Playing every day came back to haunt Murphy, a big guy who was undermined by injuries at an age when he should have still had some great years left in his career. But he kept playing and saw his average and OBP decline significantly in his final six injury-plagued seasons after his last stellar season in 1987, when he hit .295 with a career-high 44 homers, 105 RBIs and a career-best .997 OPS for the Braves.
After hitting .279 with 310 homers, a .362 OBP and .500 slugging percentage in 12 seasons through 1987, he hit .234 with 88 homers, a .307 OBP and .396 slugging percentage in his final six seasons.
Yes, Murphy’s performance fell off quickly and his career numbers suffered as he kept playing despite being hobbled from knee injuries. But as we look back on his career, and consider the man he was then and now, it’s hard for anyone to argue against one of the game’s genuinely good people – and arguably the best player in baseball for a few seasons — making the Hall of Fame.
• Murph is a huge Wilco fan — yep, on top of being a prince of a guy he’s into great music so I’ll close with this one from Jeff Tweedy and the boys.

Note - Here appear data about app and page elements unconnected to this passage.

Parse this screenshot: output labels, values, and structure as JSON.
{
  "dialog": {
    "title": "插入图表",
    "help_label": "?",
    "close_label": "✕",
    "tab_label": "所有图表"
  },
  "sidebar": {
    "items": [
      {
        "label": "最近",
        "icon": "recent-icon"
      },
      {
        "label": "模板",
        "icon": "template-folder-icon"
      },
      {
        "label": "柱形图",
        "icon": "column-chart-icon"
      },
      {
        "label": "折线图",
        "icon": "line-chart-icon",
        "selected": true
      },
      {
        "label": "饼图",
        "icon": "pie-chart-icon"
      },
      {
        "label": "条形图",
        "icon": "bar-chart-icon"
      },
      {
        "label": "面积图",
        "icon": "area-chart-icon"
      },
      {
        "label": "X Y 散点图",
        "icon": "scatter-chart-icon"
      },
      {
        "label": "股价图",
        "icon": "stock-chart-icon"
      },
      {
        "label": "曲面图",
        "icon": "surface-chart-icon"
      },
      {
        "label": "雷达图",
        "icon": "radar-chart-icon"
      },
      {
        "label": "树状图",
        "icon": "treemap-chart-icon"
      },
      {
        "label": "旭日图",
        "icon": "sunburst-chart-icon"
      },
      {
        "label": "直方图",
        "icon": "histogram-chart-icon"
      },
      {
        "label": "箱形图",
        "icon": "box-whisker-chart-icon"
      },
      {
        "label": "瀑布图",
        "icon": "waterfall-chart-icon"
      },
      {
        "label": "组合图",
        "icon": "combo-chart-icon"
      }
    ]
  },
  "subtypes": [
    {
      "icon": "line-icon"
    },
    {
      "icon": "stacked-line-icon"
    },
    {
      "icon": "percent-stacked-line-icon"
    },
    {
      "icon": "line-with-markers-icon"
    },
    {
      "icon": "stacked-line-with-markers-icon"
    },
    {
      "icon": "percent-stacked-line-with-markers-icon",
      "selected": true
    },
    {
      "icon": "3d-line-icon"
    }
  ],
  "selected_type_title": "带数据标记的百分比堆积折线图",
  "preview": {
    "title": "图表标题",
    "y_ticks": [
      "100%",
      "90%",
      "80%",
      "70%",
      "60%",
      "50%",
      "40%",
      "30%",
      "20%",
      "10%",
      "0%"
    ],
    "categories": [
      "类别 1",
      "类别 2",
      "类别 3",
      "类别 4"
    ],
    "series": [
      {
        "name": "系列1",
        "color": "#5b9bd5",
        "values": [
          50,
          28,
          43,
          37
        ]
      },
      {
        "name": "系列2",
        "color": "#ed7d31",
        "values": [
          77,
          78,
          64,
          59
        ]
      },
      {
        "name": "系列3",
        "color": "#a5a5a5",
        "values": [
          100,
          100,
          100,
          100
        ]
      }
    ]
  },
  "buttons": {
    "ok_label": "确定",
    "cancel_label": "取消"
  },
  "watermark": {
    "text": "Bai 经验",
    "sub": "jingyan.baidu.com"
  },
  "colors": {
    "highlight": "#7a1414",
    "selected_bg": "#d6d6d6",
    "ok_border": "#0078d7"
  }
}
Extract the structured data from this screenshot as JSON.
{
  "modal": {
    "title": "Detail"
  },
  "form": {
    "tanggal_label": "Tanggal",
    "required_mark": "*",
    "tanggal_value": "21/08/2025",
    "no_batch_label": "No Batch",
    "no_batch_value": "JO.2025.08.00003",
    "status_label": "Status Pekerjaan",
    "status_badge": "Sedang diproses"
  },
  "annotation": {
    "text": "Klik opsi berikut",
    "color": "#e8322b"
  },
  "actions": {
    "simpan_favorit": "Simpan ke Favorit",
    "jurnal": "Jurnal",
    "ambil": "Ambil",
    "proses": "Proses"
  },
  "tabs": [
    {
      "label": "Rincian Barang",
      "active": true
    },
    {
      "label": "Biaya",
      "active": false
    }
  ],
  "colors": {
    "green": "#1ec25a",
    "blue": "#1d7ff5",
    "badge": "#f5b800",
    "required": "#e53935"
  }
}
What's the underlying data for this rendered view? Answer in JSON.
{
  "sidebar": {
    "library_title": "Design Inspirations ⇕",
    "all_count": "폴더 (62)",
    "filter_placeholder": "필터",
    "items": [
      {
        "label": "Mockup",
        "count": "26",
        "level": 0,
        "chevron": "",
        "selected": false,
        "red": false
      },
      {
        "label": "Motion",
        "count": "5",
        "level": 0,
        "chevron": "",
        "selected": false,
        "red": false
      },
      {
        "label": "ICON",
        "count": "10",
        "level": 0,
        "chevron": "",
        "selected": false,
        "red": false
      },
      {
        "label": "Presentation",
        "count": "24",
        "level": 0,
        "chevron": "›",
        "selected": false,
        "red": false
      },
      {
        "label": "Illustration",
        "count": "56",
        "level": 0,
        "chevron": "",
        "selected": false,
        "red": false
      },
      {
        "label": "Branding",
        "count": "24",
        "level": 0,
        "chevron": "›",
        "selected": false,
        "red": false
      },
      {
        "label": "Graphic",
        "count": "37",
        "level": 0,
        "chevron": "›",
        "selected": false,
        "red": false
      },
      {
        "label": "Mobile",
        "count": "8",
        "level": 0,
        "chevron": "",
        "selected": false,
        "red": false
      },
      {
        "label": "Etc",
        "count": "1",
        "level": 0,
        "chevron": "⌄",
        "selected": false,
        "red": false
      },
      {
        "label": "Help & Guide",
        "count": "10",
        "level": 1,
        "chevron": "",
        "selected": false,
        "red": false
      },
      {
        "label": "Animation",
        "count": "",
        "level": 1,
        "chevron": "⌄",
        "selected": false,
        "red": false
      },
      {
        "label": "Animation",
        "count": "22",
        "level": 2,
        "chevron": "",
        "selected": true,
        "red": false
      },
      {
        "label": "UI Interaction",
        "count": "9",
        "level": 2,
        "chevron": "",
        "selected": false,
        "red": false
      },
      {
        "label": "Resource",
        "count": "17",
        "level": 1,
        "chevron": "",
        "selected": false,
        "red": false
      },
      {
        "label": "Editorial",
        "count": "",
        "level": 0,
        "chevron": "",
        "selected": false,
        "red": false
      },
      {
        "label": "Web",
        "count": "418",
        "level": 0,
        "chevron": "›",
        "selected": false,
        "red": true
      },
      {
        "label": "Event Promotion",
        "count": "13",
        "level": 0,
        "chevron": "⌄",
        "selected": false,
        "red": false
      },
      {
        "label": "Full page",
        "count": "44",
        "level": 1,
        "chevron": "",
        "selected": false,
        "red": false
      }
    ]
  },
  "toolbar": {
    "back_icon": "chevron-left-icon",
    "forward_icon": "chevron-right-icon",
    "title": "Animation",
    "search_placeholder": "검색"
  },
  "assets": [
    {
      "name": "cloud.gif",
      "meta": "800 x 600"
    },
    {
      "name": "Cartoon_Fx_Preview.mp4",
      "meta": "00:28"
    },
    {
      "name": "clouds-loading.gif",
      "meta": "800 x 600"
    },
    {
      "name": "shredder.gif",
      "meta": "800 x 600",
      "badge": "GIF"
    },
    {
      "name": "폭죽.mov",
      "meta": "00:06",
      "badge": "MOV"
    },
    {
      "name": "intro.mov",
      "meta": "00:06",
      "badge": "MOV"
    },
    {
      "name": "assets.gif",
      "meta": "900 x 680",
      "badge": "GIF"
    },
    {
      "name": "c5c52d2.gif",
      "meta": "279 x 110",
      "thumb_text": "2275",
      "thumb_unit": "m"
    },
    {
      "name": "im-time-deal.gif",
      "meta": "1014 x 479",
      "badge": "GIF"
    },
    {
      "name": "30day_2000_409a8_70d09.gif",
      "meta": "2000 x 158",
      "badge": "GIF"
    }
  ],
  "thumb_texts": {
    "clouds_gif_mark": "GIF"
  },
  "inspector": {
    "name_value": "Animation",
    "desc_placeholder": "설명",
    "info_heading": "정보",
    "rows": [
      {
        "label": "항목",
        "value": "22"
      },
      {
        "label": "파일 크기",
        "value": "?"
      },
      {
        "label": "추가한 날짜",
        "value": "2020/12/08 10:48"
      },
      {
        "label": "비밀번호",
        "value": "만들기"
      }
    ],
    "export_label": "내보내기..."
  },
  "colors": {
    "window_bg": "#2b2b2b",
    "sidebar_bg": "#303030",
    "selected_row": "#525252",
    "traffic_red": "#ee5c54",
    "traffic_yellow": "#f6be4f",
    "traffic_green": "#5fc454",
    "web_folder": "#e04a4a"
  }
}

“PASSENGER SIDE” by Wilco
For the last couple of miles you’ve been swerving from side to side
You’re gonna make me spill my beer,
If you don’t learn how to steerPassenger side, passenger side,
I don’t like riding on the passenger sideRoll another number for the road
You’re the only sober person I know
Won’t you let me make you a deal,
Just get behind the wheelPassenger side, passenger side,
I don’t like riding on the passenger sideShould’ve been the driver, could’ve been the one
I should’ve been your lover, but I hadn’t seen…Can you take me to the store, then the bank?
I’ve got five dollars we can put in the tank
I’ve got a court date coming this June
I’ll be driving soonPassenger side, passenger side,
I don’t like riding on the passenger side
I don’t like riding on the passenger side